**Directions for this task:**
Filter this data down to the lines that hold "arrow", and copy them.

Website and app data records:
=== Section Start ===
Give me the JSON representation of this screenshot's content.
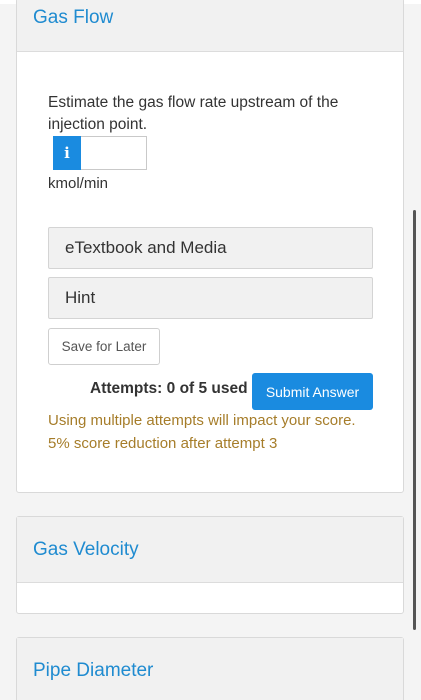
{
  "sections": [
    {
      "title": "Gas Flow",
      "question": "Estimate the gas flow rate upstream of the injection point.",
      "info_icon": "i",
      "answer_value": "",
      "unit": "kmol/min",
      "resources": [
        "eTextbook and Media",
        "Hint"
      ],
      "save_label": "Save for Later",
      "attempts": "Attempts: 0 of 5 used",
      "submit_label": "Submit Answer",
      "warning_line1": "Using multiple attempts will impact your score.",
      "warning_line2": "5% score reduction after attempt 3"
    },
    {
      "title": "Gas Velocity"
    },
    {
      "title": "Pipe Diameter"
    }
  ],
  "colors": {
    "accent": "#1a8be0",
    "heading": "#1f8bd0",
    "warning": "#a67d2a"
  }
}
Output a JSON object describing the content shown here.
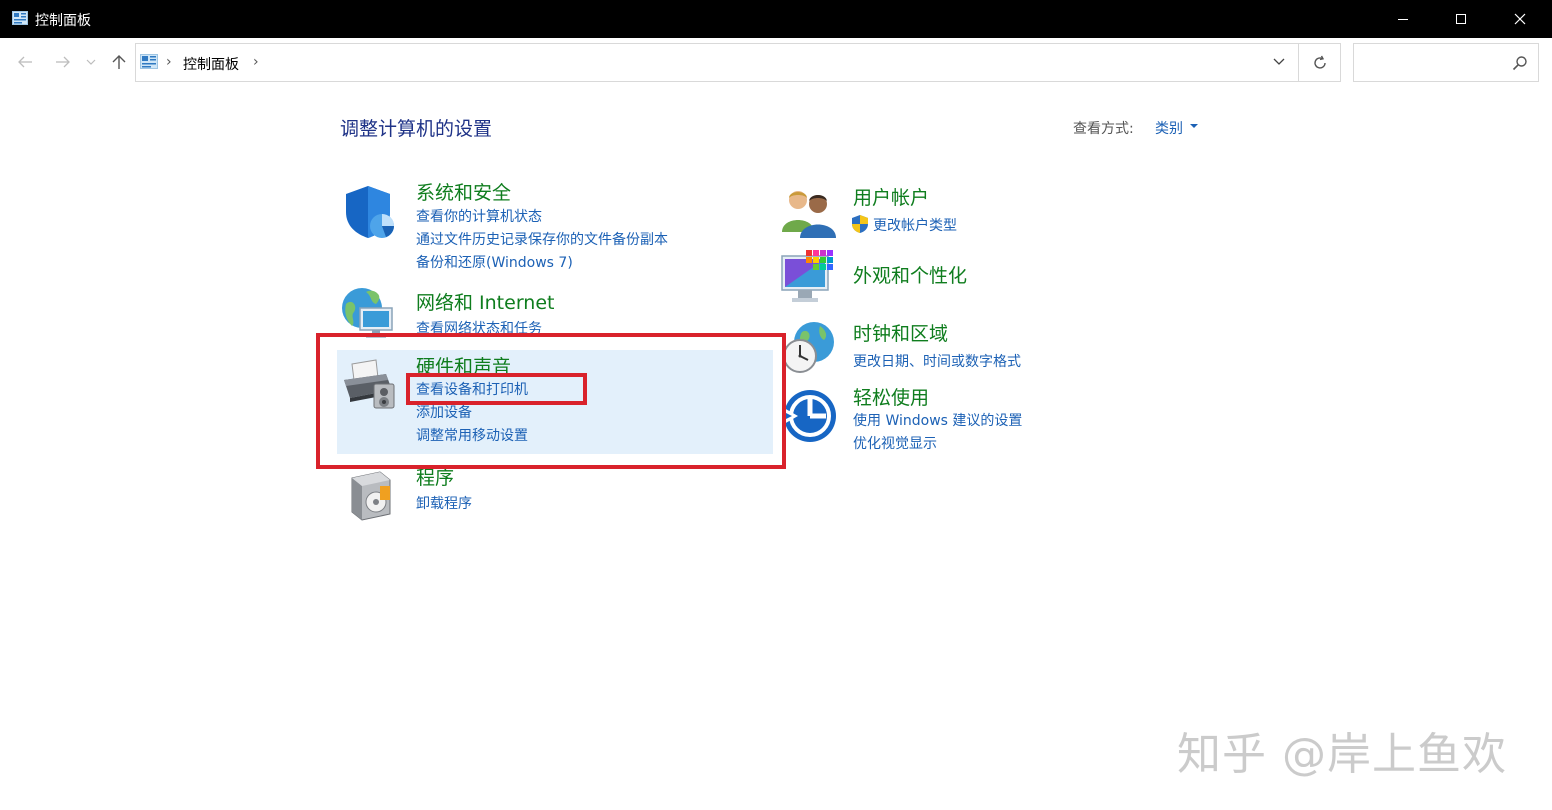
{
  "window": {
    "title": "控制面板"
  },
  "address": {
    "crumb": "控制面板",
    "search_placeholder": ""
  },
  "main": {
    "heading": "调整计算机的设置",
    "viewby_label": "查看方式:",
    "viewby_value": "类别"
  },
  "categories": {
    "system": {
      "title": "系统和安全",
      "links": [
        "查看你的计算机状态",
        "通过文件历史记录保存你的文件备份副本",
        "备份和还原(Windows 7)"
      ]
    },
    "network": {
      "title": "网络和 Internet",
      "links": [
        "查看网络状态和任务"
      ]
    },
    "hardware": {
      "title": "硬件和声音",
      "links": [
        "查看设备和打印机",
        "添加设备",
        "调整常用移动设置"
      ]
    },
    "programs": {
      "title": "程序",
      "links": [
        "卸载程序"
      ]
    },
    "users": {
      "title": "用户帐户",
      "links": [
        "更改帐户类型"
      ]
    },
    "appearance": {
      "title": "外观和个性化",
      "links": []
    },
    "clock": {
      "title": "时钟和区域",
      "links": [
        "更改日期、时间或数字格式"
      ]
    },
    "ease": {
      "title": "轻松使用",
      "links": [
        "使用 Windows 建议的设置",
        "优化视觉显示"
      ]
    }
  },
  "watermark": "知乎 @岸上鱼欢",
  "colors": {
    "category_title": "#0f7d1e",
    "link": "#1c61b5",
    "heading": "#1e3287",
    "highlight_panel": "#e3f0fb",
    "annotation_red": "#d9222b"
  },
  "icons": [
    "control-panel-icon",
    "back-arrow-icon",
    "forward-arrow-icon",
    "recent-chevron-icon",
    "up-arrow-icon",
    "chevron-down-icon",
    "refresh-icon",
    "search-icon",
    "shield-icon",
    "globe-network-icon",
    "printer-icon",
    "programs-box-icon",
    "users-icon",
    "uac-shield-icon",
    "display-palette-icon",
    "clock-globe-icon",
    "ease-of-access-icon"
  ]
}
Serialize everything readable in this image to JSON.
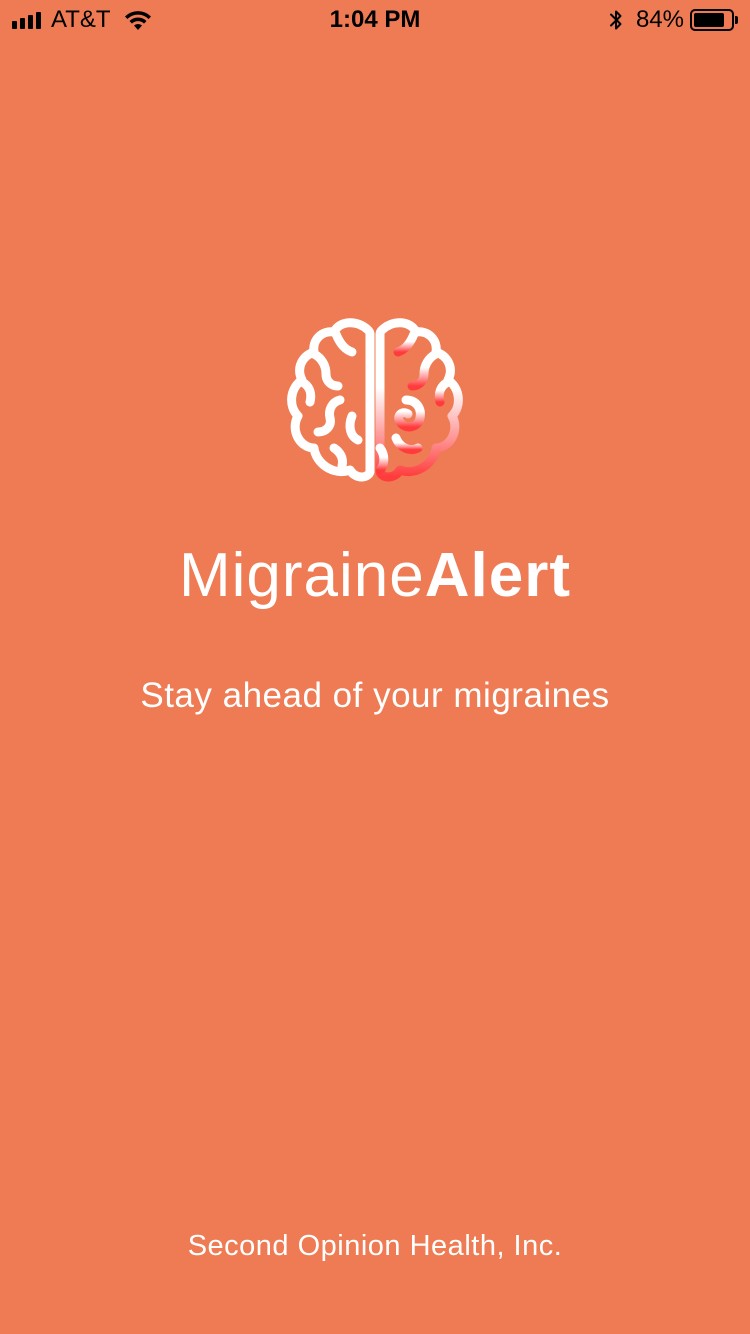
{
  "status_bar": {
    "carrier": "AT&T",
    "time": "1:04 PM",
    "battery_percent_text": "84%",
    "battery_level": 0.84,
    "signal_bars": 4,
    "icons": [
      "signal-icon",
      "wifi-icon",
      "bluetooth-icon",
      "battery-icon"
    ]
  },
  "splash": {
    "logo_icon": "brain-icon",
    "app_name_light": "Migraine",
    "app_name_bold": "Alert",
    "tagline": "Stay ahead of your migraines",
    "company": "Second Opinion Health, Inc."
  },
  "colors": {
    "background": "#EE7B53",
    "text": "#FFFFFF",
    "brain_accent": "#FF3B3B"
  }
}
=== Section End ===
**Result:**
    "back-arrow-icon",
    "forward-arrow-icon",
    "up-arrow-icon",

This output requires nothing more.